With changing trends come quick, adoptive responses. Rapid production of inexpensive and nonenvironmental clothing generated by mass-market retailers that rise from Fashion Weeks and catwalk ramps have evolved into this contemporary term referred to as fast fashion. This rapidness is not just seen in adoption of fashion trends but also in heaps of clothing that rise in landfills and burden Mother Earth. Fast fashion – or throwaway fashion, as some call it – comes from the manufacture of clothes made of synthetic fibres that are non-biodegradable and have close to zero durability, which aids to being ‘fast and disposable’.
What we wear is indicative of who we are. Fashion comprises of a major portion of our culture and evolving lifestyle. In America alone, people are estimated to have spent an astonishing 1.1 Trillion USD last Christmas season. From buying 12 pieces of clothing in the 80s to now buying 68 articles – half of which are worn three times or less; we have started thriving on a “see now, buy now” retail environment.
This business model has affected the globe, facilitated by major retailers such as H&M, Topshop, Zara and FashionNova, which have dominated over legacy brands since they can cater to this extreme want
for variety through replicating high-end ramp walk trends at a lower price in comparison to branded clothing. Fast fashion is the only segment of the fashion industry, which has consistently grown in the
past two decades by allowing everyone to “fit in”, and giving them a feeling of luxury without necessarily having them pay for it. Zara’s founder alone, Amancio Ortega, owns 70 billion dollars and is placed in the charts as the 7th wealthiest person in the world by pioneering and perfecting the fast
fashion business model.
Usually, legacy brands produce huge amounts of clothing by designing, sourcing, manufacturing and distributing garments that takes around 21 months to complete.
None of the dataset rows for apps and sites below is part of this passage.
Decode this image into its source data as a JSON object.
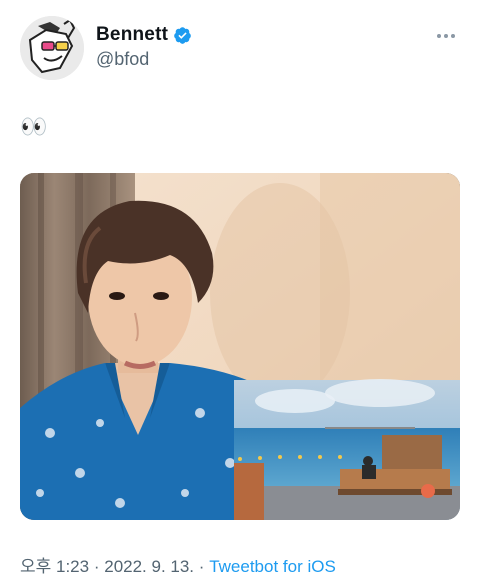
{
  "author": {
    "display_name": "Bennett",
    "handle": "@bfod",
    "verified": true
  },
  "tweet": {
    "text": "👀",
    "media_description_icon": "photo"
  },
  "meta": {
    "time": "오후 1:23",
    "separator": "·",
    "date": "2022. 9. 13.",
    "source": "Tweetbot for iOS"
  },
  "colors": {
    "link": "#1d9bf0",
    "secondary_text": "#536471",
    "verified": "#1d9bf0",
    "shirt": "#1c6fb3"
  },
  "icons": {
    "verified": "verified-badge-icon",
    "more": "more-horizontal-icon"
  }
}
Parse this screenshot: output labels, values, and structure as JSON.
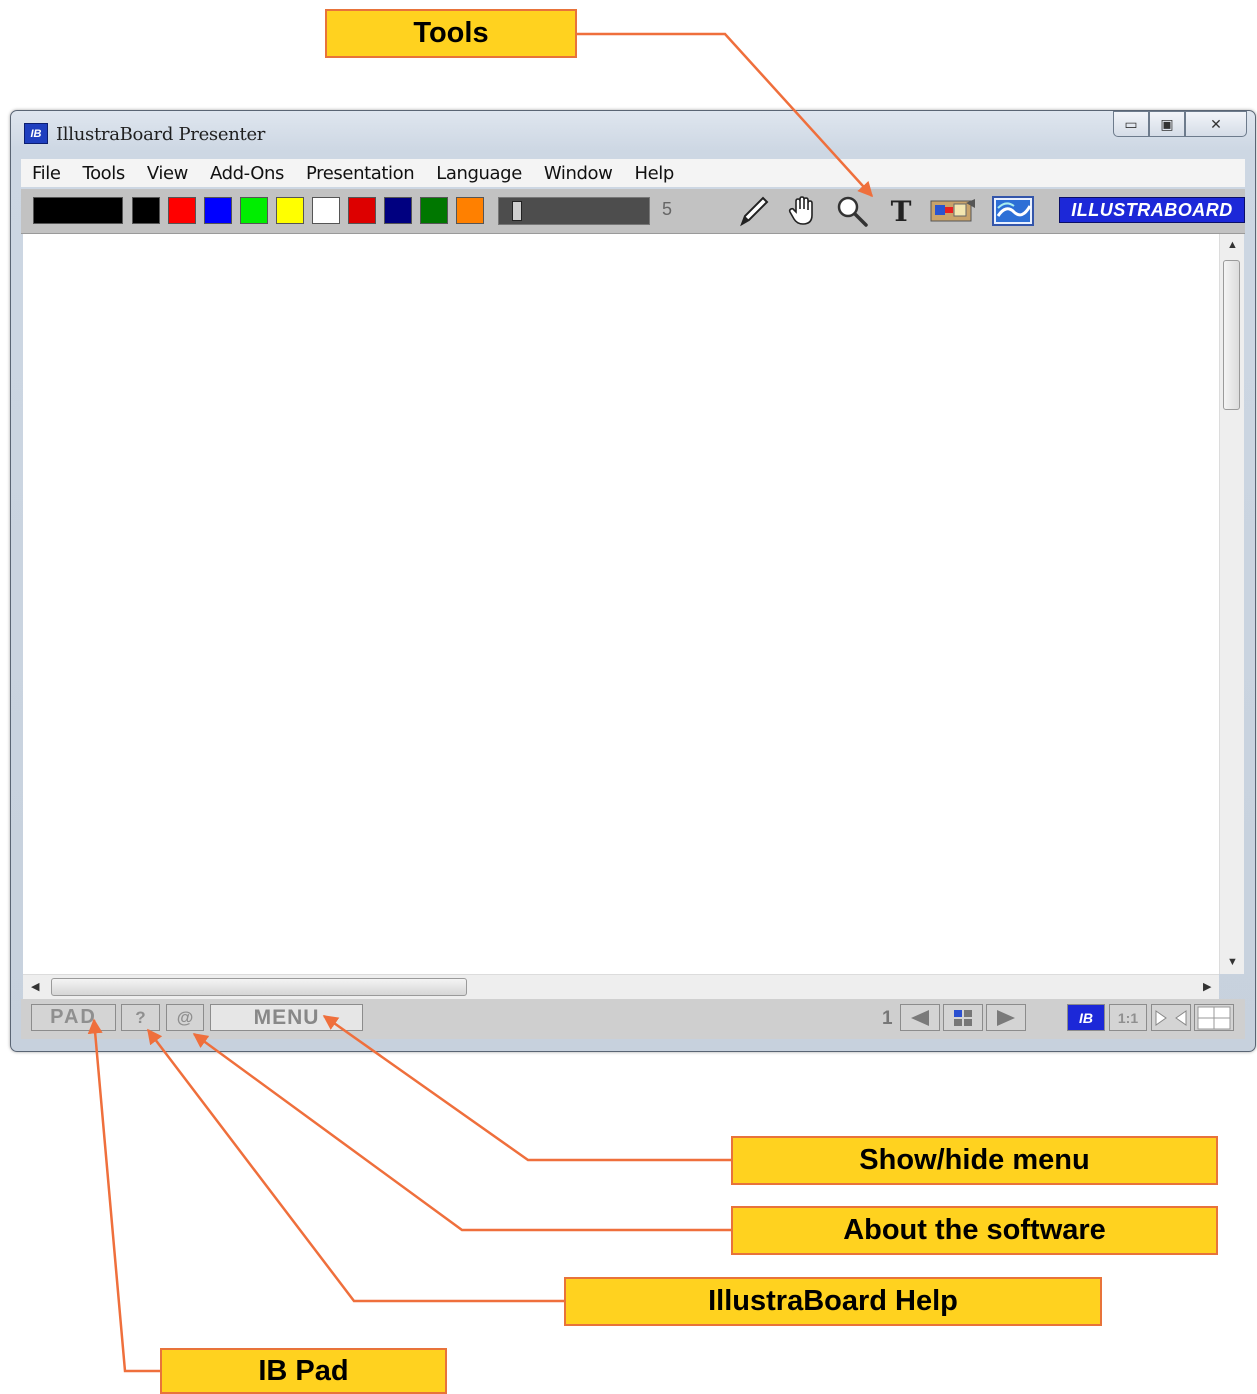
{
  "window": {
    "title": "IllustraBoard Presenter",
    "app_icon_text": "IB",
    "caption_buttons": {
      "minimize": "▭",
      "maximize": "▣",
      "close": "✕"
    }
  },
  "menubar": {
    "items": [
      "File",
      "Tools",
      "View",
      "Add-Ons",
      "Presentation",
      "Language",
      "Window",
      "Help"
    ]
  },
  "toolbar": {
    "colors": [
      "#000000",
      "#000000",
      "#ff0000",
      "#0000ff",
      "#00ee00",
      "#ffff00",
      "#ffffff",
      "#dd0000",
      "#000080",
      "#007700",
      "#ff8000"
    ],
    "pen_thickness": "5",
    "tools": [
      "pencil-icon",
      "hand-icon",
      "magnifier-icon",
      "text-icon",
      "screen-capture-icon",
      "background-icon"
    ],
    "text_tool_glyph": "T",
    "brand": "ILLUSTRABOARD"
  },
  "statusbar": {
    "pad_label": "PAD",
    "help_label": "?",
    "about_label": "@",
    "menu_label": "MENU",
    "page_number": "1",
    "ib_label": "IB",
    "zoom_label": "1:1"
  },
  "callouts": {
    "tools": "Tools",
    "show_hide_menu": "Show/hide menu",
    "about": "About the software",
    "help": "IllustraBoard Help",
    "ib_pad": "IB Pad"
  },
  "colors": {
    "callout_fill": "#ffd21f",
    "callout_border": "#e8733a"
  }
}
However, fast fashion comes from quick
response manufacturing (by reducing the process to 4 months through shortcuts), and dynamic assortment (by constantly pumping out new garments to see what sells). This now means that we are drowning in clothes, and is further assisted by social media obsession where an old outfit is unacceptable. This churn is costing us our planet – the factories producing emissions at a higher rate than air or sea travel combined (according to The Guardian in December 2018); natural and synthetic
fabrics utilising tens of thousands of litres of water and millions of barrels of oil for production; viscos coming from 33% of ancient or threatened forests (only 30% of said pulp being used, and the other 70% being dumped or incinerated); chemical processing; and misuse of charity organisations resupplying them to developing countries to either be burned or further landfilled. In Britain, more than 300,000 tonnes of clothes end up in landfills every year.

Some brands have now tempted us into buying sustainable and renewed clothes to keep up with the future for tomorrow by “greenwashing” our brains and letting us believe that their material is ecofriendly in an ambiguous way. However, this is countered by then putting such clothes on sale, which just continues the vicious cycle. Such recycled goods are plainly claimed by misleading facts of sustainability and environmental consciousness.

 This scenario is compelling people to spend millions on clothing to stay relevant, social and conscious. It is estimated that by 2050, global clothing sales could more than triple. In conclusion, if you wear your clothes for just 9 months longer, it can reduce your garment footprint for that garment by 30%, rent garments through various borrowing services such as ‘Rent the Runway’ which facilitate reduction of purchased clothing, find repairing services to renew your old garments like ‘Petagonia’, or choose to thrift shop by buying second hand garments, you can lend a hand in saving the planet, and also your hard-earned money. This throwaway culture must come to a stop before it leaves us bare.